Records to process:
++++++++

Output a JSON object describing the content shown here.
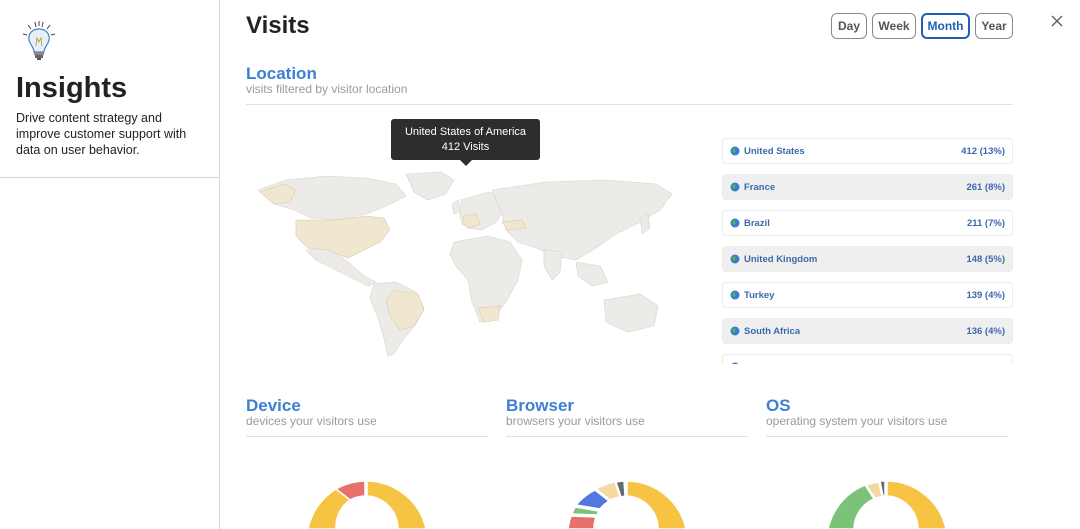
{
  "sidebar": {
    "title": "Insights",
    "description": "Drive content strategy and improve customer support with data on user behavior.",
    "logo_icon": "lightbulb-icon"
  },
  "header": {
    "title": "Visits",
    "periods": [
      "Day",
      "Week",
      "Month",
      "Year"
    ],
    "active_period": "Month",
    "close_icon": "close-icon"
  },
  "location": {
    "title": "Location",
    "subtitle": "visits filtered by visitor location",
    "tooltip": {
      "country": "United States of America",
      "visits": "412 Visits"
    },
    "countries": [
      {
        "name": "United States",
        "value": "412 (13%)"
      },
      {
        "name": "France",
        "value": "261 (8%)"
      },
      {
        "name": "Brazil",
        "value": "211 (7%)"
      },
      {
        "name": "United Kingdom",
        "value": "148 (5%)"
      },
      {
        "name": "Turkey",
        "value": "139 (4%)"
      },
      {
        "name": "South Africa",
        "value": "136 (4%)"
      }
    ]
  },
  "device": {
    "title": "Device",
    "subtitle": "devices your visitors use"
  },
  "browser": {
    "title": "Browser",
    "subtitle": "browsers your visitors use"
  },
  "os": {
    "title": "OS",
    "subtitle": "operating system your visitors use"
  },
  "colors": {
    "accent": "#3d7fd3",
    "active_border": "#1f5fb4",
    "yellow": "#f6c342",
    "red": "#e8706a",
    "blue": "#5578e0",
    "green": "#7cc37a",
    "cream": "#f4d9a0",
    "slate": "#5e6b73"
  }
}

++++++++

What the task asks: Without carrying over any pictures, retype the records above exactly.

Response to this exercise:
Output a JSON object describing the content shown here.
{
  "sidebar": {
    "title": "Insights",
    "description": "Drive content strategy and improve customer support with data on user behavior.",
    "logo_icon": "lightbulb-icon"
  },
  "header": {
    "title": "Visits",
    "periods": [
      "Day",
      "Week",
      "Month",
      "Year"
    ],
    "active_period": "Month",
    "close_icon": "close-icon"
  },
  "location": {
    "title": "Location",
    "subtitle": "visits filtered by visitor location",
    "tooltip": {
      "country": "United States of America",
      "visits": "412 Visits"
    },
    "countries": [
      {
        "name": "United States",
        "value": "412 (13%)"
      },
      {
        "name": "France",
        "value": "261 (8%)"
      },
      {
        "name": "Brazil",
        "value": "211 (7%)"
      },
      {
        "name": "United Kingdom",
        "value": "148 (5%)"
      },
      {
        "name": "Turkey",
        "value": "139 (4%)"
      },
      {
        "name": "South Africa",
        "value": "136 (4%)"
      }
    ]
  },
  "device": {
    "title": "Device",
    "subtitle": "devices your visitors use"
  },
  "browser": {
    "title": "Browser",
    "subtitle": "browsers your visitors use"
  },
  "os": {
    "title": "OS",
    "subtitle": "operating system your visitors use"
  },
  "colors": {
    "accent": "#3d7fd3",
    "active_border": "#1f5fb4",
    "yellow": "#f6c342",
    "red": "#e8706a",
    "blue": "#5578e0",
    "green": "#7cc37a",
    "cream": "#f4d9a0",
    "slate": "#5e6b73"
  }
}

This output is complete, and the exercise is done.